Business, that’s easily defined – it’s other people’s money.
In addition to using the Basis of Payment as a method for shaping the cost behaviour of the seller it is also possible to use a “cost” performance measure as part of a Performance Based Contract (PBC). By using a “cost” performance measure it is possible to force the routine discussion of cost performance between buyer and seller as part of the overall performance management strategy.
In this discussion it is important to understand that while we may refer to “cost” this typically reflects the overall cost to the buyer (e.g. the total amount of money paid to the seller, usually called “price”) as opposed to the seller’s cost that does not typically include General and Administrative (G&A) overhead costs (e.g. those indirect overhead costs such as human resources, security and IT functions, etc.), profit associated with this activity or contingency / management reserve (e.g. an amount of money set aside by the seller to cover those unexpected costs). Figure 1 illustrates the difference between contract price and cost, and the various elements that make up contract price.
Typically these “cost” performance measures represent either the cost of the services / products delivered under the contract (e.g. $1,000,000 for the delivery of 1,000 flying hours per year for an aircraft) or that same services / products delivery cost per unit (e.g. $1,000 per flying hour).

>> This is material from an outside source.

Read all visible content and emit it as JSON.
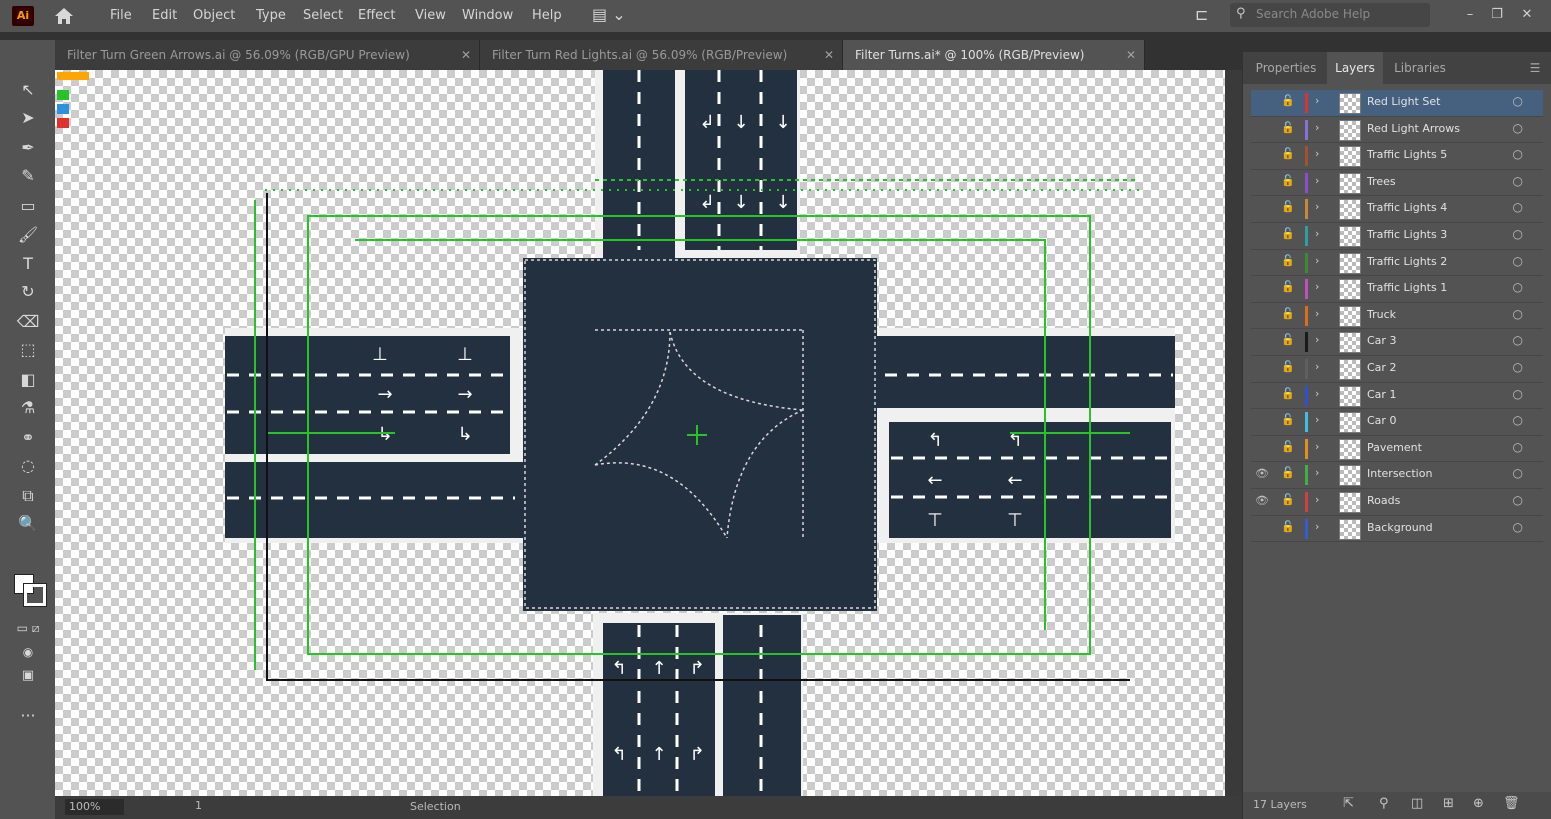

Alternatively, rather than measuring the cost of the services / products delivered, the cost can reflect the “enterprise” Total Cost of Ownership (TCO) which can be defined as the total cost to deliver the capability regardless of organisation undertaking the activity. This includes costs associated with both operations and support including engineering, maintenance and logistics, training, etc. Importantly, if a TCO performance measure is going to be used, it is essential that it captures all costs regardless of organisation including any resources applied by the buyer (e.g. the cost associated with the buyer’s operations team). Similar to the “cost” performance measure, the “enterprise” TCO cost performance measure it can take two forms; TCO or TCO per unit.
Regardless of which type of cost performance measure used there are three key points that need to be considered as follows when designing a “cost” performance measure. Specifically, the performance measure must:
- not distract the seller from meeting its performance obligations under the contract (e.g. while cost may be important, so is the delivery of the contract performance);
- produce real and effective improvements to the support of the capability without detriment due to aggressive cost saving (e.g. at worst case, contain future contract cost without changing the contract performance levels); and
- provides sufficient incentive to the Contractor to achieve the cost outcome (e.g. link to a reward or remedy in the PBC such as increasing (or decreasing) contract duration).
Where “cost” performance measures form part of the performance measure hierarchy they are typically not related to any form of financial consequences, either positive or negative (e.g. a Key Performance Indicator (KPI) using our terminology). Instead, they form part of the Strategic Performance Measures (SPM) reflecting an “enterprise” focus on overall TCO for the capability.
In our experience, where a cost performance measure, especially an “enterprise” TCO performance measure, has been included as part of the overall performance management strategy we have observed better cost outcomes as the “enterprise” is forced to routinely discuss the topic of cost. The question really should be, can you afford not to include a cost performance measure?